_TASK INSTRUCTIONS_
Verbatim reproduction of the entries is required; images must be omitted.

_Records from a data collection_
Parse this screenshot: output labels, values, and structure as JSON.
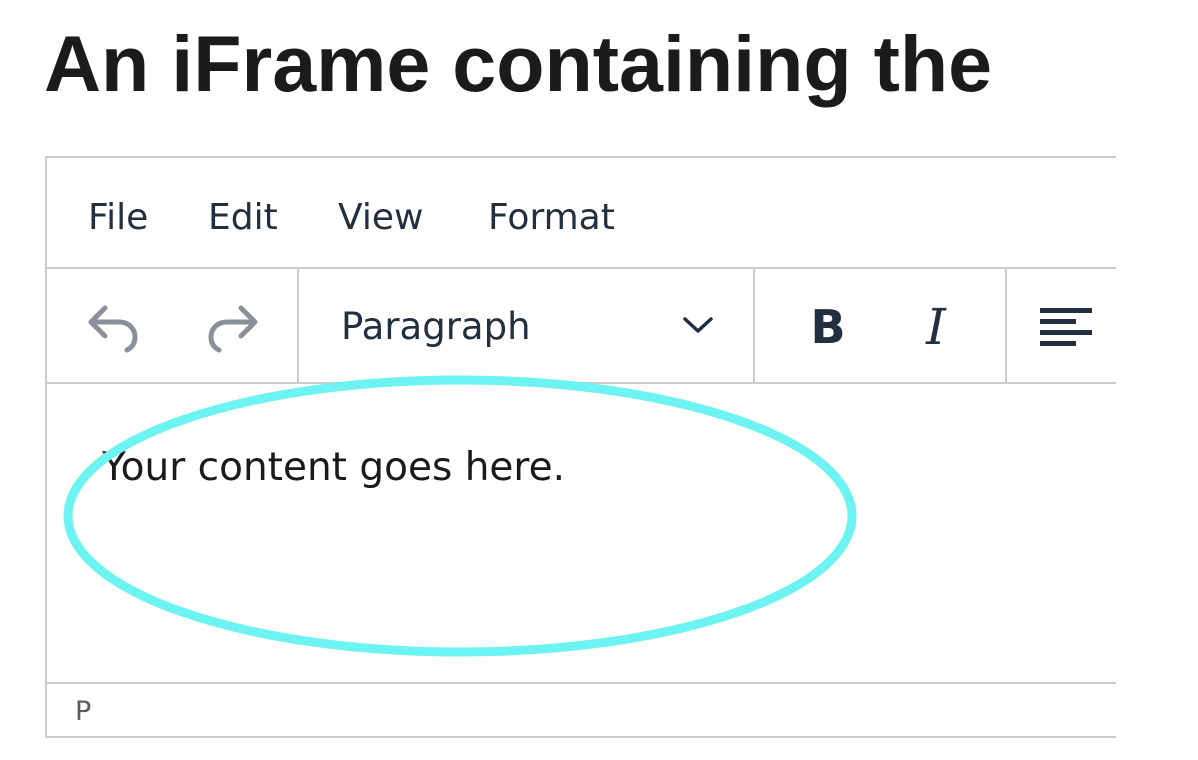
{
  "heading": "An iFrame containing the",
  "menubar": {
    "items": [
      {
        "label": "File"
      },
      {
        "label": "Edit"
      },
      {
        "label": "View"
      },
      {
        "label": "Format"
      }
    ]
  },
  "toolbar": {
    "undo_icon": "undo-icon",
    "redo_icon": "redo-icon",
    "block_format": "Paragraph",
    "bold_label": "B",
    "italic_label": "I",
    "align_icon": "align-left-icon"
  },
  "content": {
    "text": "Your content goes here."
  },
  "statusbar": {
    "path": "P"
  },
  "colors": {
    "highlight": "#6ef3f3",
    "border": "#cccccc",
    "text": "#222f3e"
  }
}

_RESULT OF THIS EXERCISE_
Parse this screenshot: output labels, values, and structure as JSON.
{
  "heading": "An iFrame containing the",
  "menubar": {
    "items": [
      {
        "label": "File"
      },
      {
        "label": "Edit"
      },
      {
        "label": "View"
      },
      {
        "label": "Format"
      }
    ]
  },
  "toolbar": {
    "undo_icon": "undo-icon",
    "redo_icon": "redo-icon",
    "block_format": "Paragraph",
    "bold_label": "B",
    "italic_label": "I",
    "align_icon": "align-left-icon"
  },
  "content": {
    "text": "Your content goes here."
  },
  "statusbar": {
    "path": "P"
  },
  "colors": {
    "highlight": "#6ef3f3",
    "border": "#cccccc",
    "text": "#222f3e"
  }
}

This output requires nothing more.